Once the pictures are set aside, copy the records below exactly as they stand.

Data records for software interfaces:
>>>

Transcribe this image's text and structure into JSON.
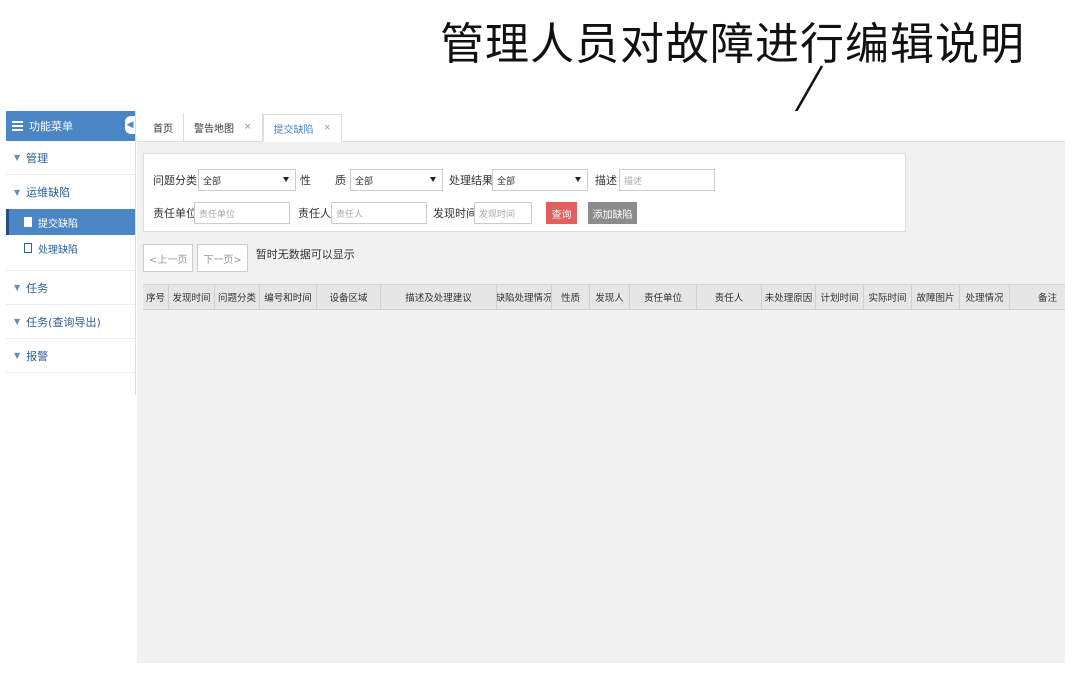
{
  "caption": "管理人员对故障进行编辑说明",
  "sidebar": {
    "header": "功能菜单",
    "groups": [
      "管理",
      "运维缺陷",
      "任务",
      "任务(查询导出)",
      "报警"
    ],
    "subitems": [
      "提交缺陷",
      "处理缺陷"
    ]
  },
  "tabs": [
    "首页",
    "警告地图",
    "提交缺陷"
  ],
  "filter": {
    "problem_type_label": "问题分类",
    "problem_type_value": "全部",
    "nature_label": "性",
    "nature_label2": "质",
    "nature_value": "全部",
    "result_label": "处理结果",
    "result_value": "全部",
    "desc_label": "描述",
    "desc_placeholder": "描述",
    "unit_label": "责任单位",
    "unit_placeholder": "责任单位",
    "person_label": "责任人",
    "person_placeholder": "责任人",
    "time_label": "发现时间",
    "time_placeholder": "发现时间",
    "query_button": "查询",
    "add_button": "添加缺陷"
  },
  "pager": {
    "prev": "<上一页",
    "next": "下一页>",
    "message": "暂时无数据可以显示"
  },
  "table": {
    "columns": [
      "序号",
      "发现时间",
      "问题分类",
      "编号和时间",
      "设备区域",
      "描述及处理建议",
      "缺陷处理情况",
      "性质",
      "发现人",
      "责任单位",
      "责任人",
      "未处理原因",
      "计划时间",
      "实际时间",
      "故障图片",
      "处理情况",
      "备注"
    ]
  },
  "colors": {
    "accent": "#4a86c5",
    "query": "#e06060",
    "add": "#8c8c8c"
  }
}
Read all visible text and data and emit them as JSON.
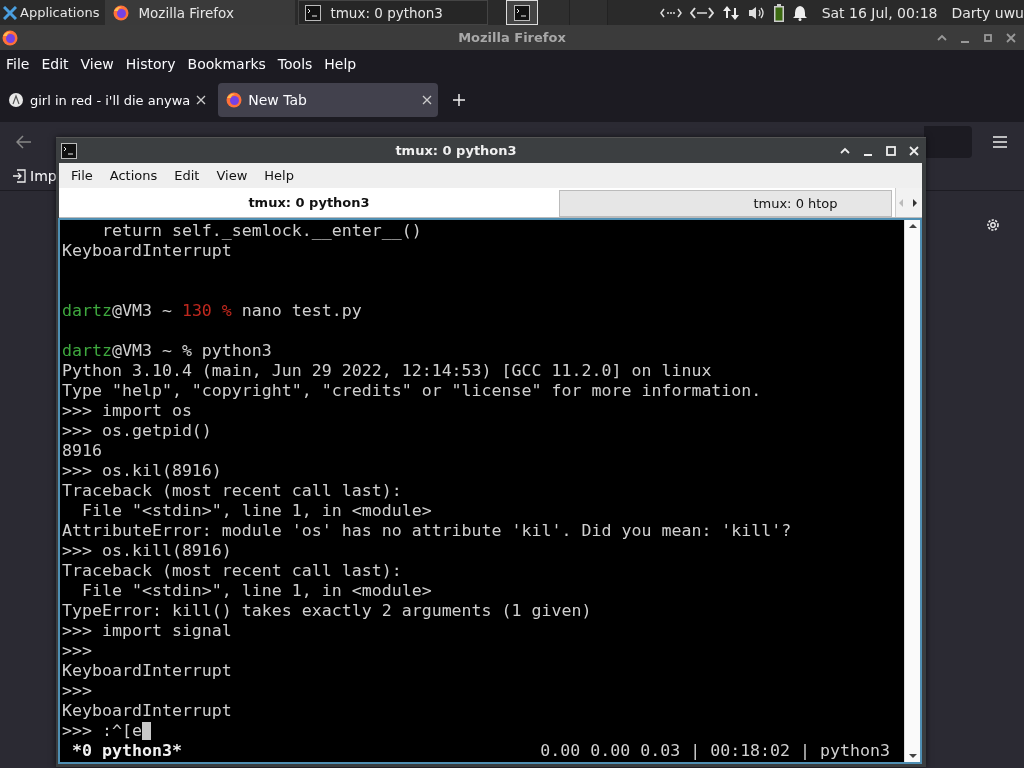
{
  "panel": {
    "apps_label": "Applications",
    "tasks": [
      {
        "label": "Mozilla Firefox",
        "kind": "browser",
        "selected": false
      },
      {
        "label": "tmux: 0 python3",
        "kind": "terminal",
        "selected": true
      }
    ],
    "clock": "Sat 16 Jul, 00:18",
    "user": "Darty uwu"
  },
  "browser": {
    "title": "Mozilla Firefox",
    "menu": [
      "File",
      "Edit",
      "View",
      "History",
      "Bookmarks",
      "Tools",
      "Help"
    ],
    "tabs": [
      {
        "label": "girl in red - i'll die anywa",
        "kind": "site",
        "selected": false
      },
      {
        "label": "New Tab",
        "kind": "browser",
        "selected": true
      }
    ],
    "bookmarks": [
      {
        "label": "Imp"
      }
    ]
  },
  "terminal": {
    "title": "tmux: 0 python3",
    "menu": [
      "File",
      "Actions",
      "Edit",
      "View",
      "Help"
    ],
    "tabs": [
      {
        "label": "tmux: 0 python3",
        "selected": true
      },
      {
        "label": "tmux: 0 htop",
        "selected": false
      }
    ],
    "lines": [
      {
        "kind": "text",
        "text": "    return self._semlock.__enter__()"
      },
      {
        "kind": "text",
        "text": "KeyboardInterrupt"
      },
      {
        "kind": "blank"
      },
      {
        "kind": "blank"
      },
      {
        "kind": "prompt",
        "segments": [
          {
            "text": "dartz",
            "color": "#3ea83e"
          },
          {
            "text": "@VM3 ~ ",
            "color": "#d0d0d0"
          },
          {
            "text": "130 %",
            "color": "#c0281e"
          },
          {
            "text": " nano test.py",
            "color": "#d0d0d0"
          }
        ]
      },
      {
        "kind": "blank"
      },
      {
        "kind": "prompt",
        "segments": [
          {
            "text": "dartz",
            "color": "#3ea83e"
          },
          {
            "text": "@VM3 ~ % python3",
            "color": "#d0d0d0"
          }
        ]
      },
      {
        "kind": "text",
        "text": "Python 3.10.4 (main, Jun 29 2022, 12:14:53) [GCC 11.2.0] on linux"
      },
      {
        "kind": "text",
        "text": "Type \"help\", \"copyright\", \"credits\" or \"license\" for more information."
      },
      {
        "kind": "text",
        "text": ">>> import os"
      },
      {
        "kind": "text",
        "text": ">>> os.getpid()"
      },
      {
        "kind": "text",
        "text": "8916"
      },
      {
        "kind": "text",
        "text": ">>> os.kil(8916)"
      },
      {
        "kind": "text",
        "text": "Traceback (most recent call last):"
      },
      {
        "kind": "text",
        "text": "  File \"<stdin>\", line 1, in <module>"
      },
      {
        "kind": "text",
        "text": "AttributeError: module 'os' has no attribute 'kil'. Did you mean: 'kill'?"
      },
      {
        "kind": "text",
        "text": ">>> os.kill(8916)"
      },
      {
        "kind": "text",
        "text": "Traceback (most recent call last):"
      },
      {
        "kind": "text",
        "text": "  File \"<stdin>\", line 1, in <module>"
      },
      {
        "kind": "text",
        "text": "TypeError: kill() takes exactly 2 arguments (1 given)"
      },
      {
        "kind": "text",
        "text": ">>> import signal"
      },
      {
        "kind": "text",
        "text": ">>>"
      },
      {
        "kind": "text",
        "text": "KeyboardInterrupt"
      },
      {
        "kind": "text",
        "text": ">>>"
      },
      {
        "kind": "text",
        "text": "KeyboardInterrupt"
      },
      {
        "kind": "input",
        "text": ">>> :^[e",
        "cursor": true
      }
    ],
    "status_left": "*0 python3*",
    "status_right": "0.00 0.00 0.03 | 00:18:02 | python3"
  }
}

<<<

Exercise response:
Transcribe this image's text and structure into JSON.
{
  "caption": "管理人员对故障进行编辑说明",
  "sidebar": {
    "header": "功能菜单",
    "groups": [
      "管理",
      "运维缺陷",
      "任务",
      "任务(查询导出)",
      "报警"
    ],
    "subitems": [
      "提交缺陷",
      "处理缺陷"
    ]
  },
  "tabs": [
    "首页",
    "警告地图",
    "提交缺陷"
  ],
  "filter": {
    "problem_type_label": "问题分类",
    "problem_type_value": "全部",
    "nature_label": "性",
    "nature_label2": "质",
    "nature_value": "全部",
    "result_label": "处理结果",
    "result_value": "全部",
    "desc_label": "描述",
    "desc_placeholder": "描述",
    "unit_label": "责任单位",
    "unit_placeholder": "责任单位",
    "person_label": "责任人",
    "person_placeholder": "责任人",
    "time_label": "发现时间",
    "time_placeholder": "发现时间",
    "query_button": "查询",
    "add_button": "添加缺陷"
  },
  "pager": {
    "prev": "<上一页",
    "next": "下一页>",
    "message": "暂时无数据可以显示"
  },
  "table": {
    "columns": [
      "序号",
      "发现时间",
      "问题分类",
      "编号和时间",
      "设备区域",
      "描述及处理建议",
      "缺陷处理情况",
      "性质",
      "发现人",
      "责任单位",
      "责任人",
      "未处理原因",
      "计划时间",
      "实际时间",
      "故障图片",
      "处理情况",
      "备注"
    ]
  },
  "colors": {
    "accent": "#4a86c5",
    "query": "#e06060",
    "add": "#8c8c8c"
  }
}
Read all visible text and data and emit them as JSON.
{
  "panel": {
    "apps_label": "Applications",
    "tasks": [
      {
        "label": "Mozilla Firefox",
        "kind": "browser",
        "selected": false
      },
      {
        "label": "tmux: 0 python3",
        "kind": "terminal",
        "selected": true
      }
    ],
    "clock": "Sat 16 Jul, 00:18",
    "user": "Darty uwu"
  },
  "browser": {
    "title": "Mozilla Firefox",
    "menu": [
      "File",
      "Edit",
      "View",
      "History",
      "Bookmarks",
      "Tools",
      "Help"
    ],
    "tabs": [
      {
        "label": "girl in red - i'll die anywa",
        "kind": "site",
        "selected": false
      },
      {
        "label": "New Tab",
        "kind": "browser",
        "selected": true
      }
    ],
    "bookmarks": [
      {
        "label": "Imp"
      }
    ]
  },
  "terminal": {
    "title": "tmux: 0 python3",
    "menu": [
      "File",
      "Actions",
      "Edit",
      "View",
      "Help"
    ],
    "tabs": [
      {
        "label": "tmux: 0 python3",
        "selected": true
      },
      {
        "label": "tmux: 0 htop",
        "selected": false
      }
    ],
    "lines": [
      {
        "kind": "text",
        "text": "    return self._semlock.__enter__()"
      },
      {
        "kind": "text",
        "text": "KeyboardInterrupt"
      },
      {
        "kind": "blank"
      },
      {
        "kind": "blank"
      },
      {
        "kind": "prompt",
        "segments": [
          {
            "text": "dartz",
            "color": "#3ea83e"
          },
          {
            "text": "@VM3 ~ ",
            "color": "#d0d0d0"
          },
          {
            "text": "130 %",
            "color": "#c0281e"
          },
          {
            "text": " nano test.py",
            "color": "#d0d0d0"
          }
        ]
      },
      {
        "kind": "blank"
      },
      {
        "kind": "prompt",
        "segments": [
          {
            "text": "dartz",
            "color": "#3ea83e"
          },
          {
            "text": "@VM3 ~ % python3",
            "color": "#d0d0d0"
          }
        ]
      },
      {
        "kind": "text",
        "text": "Python 3.10.4 (main, Jun 29 2022, 12:14:53) [GCC 11.2.0] on linux"
      },
      {
        "kind": "text",
        "text": "Type \"help\", \"copyright\", \"credits\" or \"license\" for more information."
      },
      {
        "kind": "text",
        "text": ">>> import os"
      },
      {
        "kind": "text",
        "text": ">>> os.getpid()"
      },
      {
        "kind": "text",
        "text": "8916"
      },
      {
        "kind": "text",
        "text": ">>> os.kil(8916)"
      },
      {
        "kind": "text",
        "text": "Traceback (most recent call last):"
      },
      {
        "kind": "text",
        "text": "  File \"<stdin>\", line 1, in <module>"
      },
      {
        "kind": "text",
        "text": "AttributeError: module 'os' has no attribute 'kil'. Did you mean: 'kill'?"
      },
      {
        "kind": "text",
        "text": ">>> os.kill(8916)"
      },
      {
        "kind": "text",
        "text": "Traceback (most recent call last):"
      },
      {
        "kind": "text",
        "text": "  File \"<stdin>\", line 1, in <module>"
      },
      {
        "kind": "text",
        "text": "TypeError: kill() takes exactly 2 arguments (1 given)"
      },
      {
        "kind": "text",
        "text": ">>> import signal"
      },
      {
        "kind": "text",
        "text": ">>>"
      },
      {
        "kind": "text",
        "text": "KeyboardInterrupt"
      },
      {
        "kind": "text",
        "text": ">>>"
      },
      {
        "kind": "text",
        "text": "KeyboardInterrupt"
      },
      {
        "kind": "input",
        "text": ">>> :^[e",
        "cursor": true
      }
    ],
    "status_left": "*0 python3*",
    "status_right": "0.00 0.00 0.03 | 00:18:02 | python3"
  }
}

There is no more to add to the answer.